The stag, buck, or male of this kind has a palmed horn, not like that of our common or fallow-deer, but the palm is much longer, and more like that of the German elke.

The word "elk" originated in Proto-Germanic, from which Old English evolved and has cognates in other Indo-European languages, e.g.

elg in Danish/Norwegian; älg in Swedish; alnis in Latvian; Elch in German; and łoś in Polish (Latin alcē or alcēs and Ancient Greek The word "elk" remained in usage because of its existence in continental Europe but, without any living animals around to serve as a reference, the meaning became rather vague to most speakers of English, who used "elk" to refer to "large deer" in general.

Unlike most other deer species, moose are solitary animals and do not form herds.

Although generally slow-moving and sedentary, moose can become aggressive and move quickly if angered or startled.

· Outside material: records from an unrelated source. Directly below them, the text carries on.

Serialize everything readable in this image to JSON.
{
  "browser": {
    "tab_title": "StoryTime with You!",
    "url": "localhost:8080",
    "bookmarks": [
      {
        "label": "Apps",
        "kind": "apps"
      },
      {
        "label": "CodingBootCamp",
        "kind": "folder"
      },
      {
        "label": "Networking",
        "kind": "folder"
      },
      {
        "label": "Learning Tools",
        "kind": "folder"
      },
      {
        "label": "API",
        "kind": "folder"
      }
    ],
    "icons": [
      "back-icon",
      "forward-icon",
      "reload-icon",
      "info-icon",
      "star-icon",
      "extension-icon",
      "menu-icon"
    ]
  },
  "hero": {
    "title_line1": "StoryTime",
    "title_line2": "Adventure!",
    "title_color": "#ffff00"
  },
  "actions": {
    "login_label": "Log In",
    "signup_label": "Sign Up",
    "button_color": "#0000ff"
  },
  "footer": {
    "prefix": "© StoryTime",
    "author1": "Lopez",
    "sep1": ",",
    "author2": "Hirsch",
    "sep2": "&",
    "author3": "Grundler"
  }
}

In North America, the moose range includes almost all of Canada (excluding the arctic and Vancouver Island), most of Alaska, northern New England and upstate New York, the upper Rocky Mountains, northern Minnesota, Michigan's Upper Peninsula, and Isle Royale in Lake Superior.

This massive range, containing diverse habitats, contains four of the six North American subspecies.

John Clayton, in his account of the Virginia Quadrupeds, calls the Elke ...

was in all respects like those of our red-deer or stags, only larger...

Moose typically inhabit boreal forests and temperate broadleaf and mixed forests of the Northern Hemisphere in temperate to subarctic climates.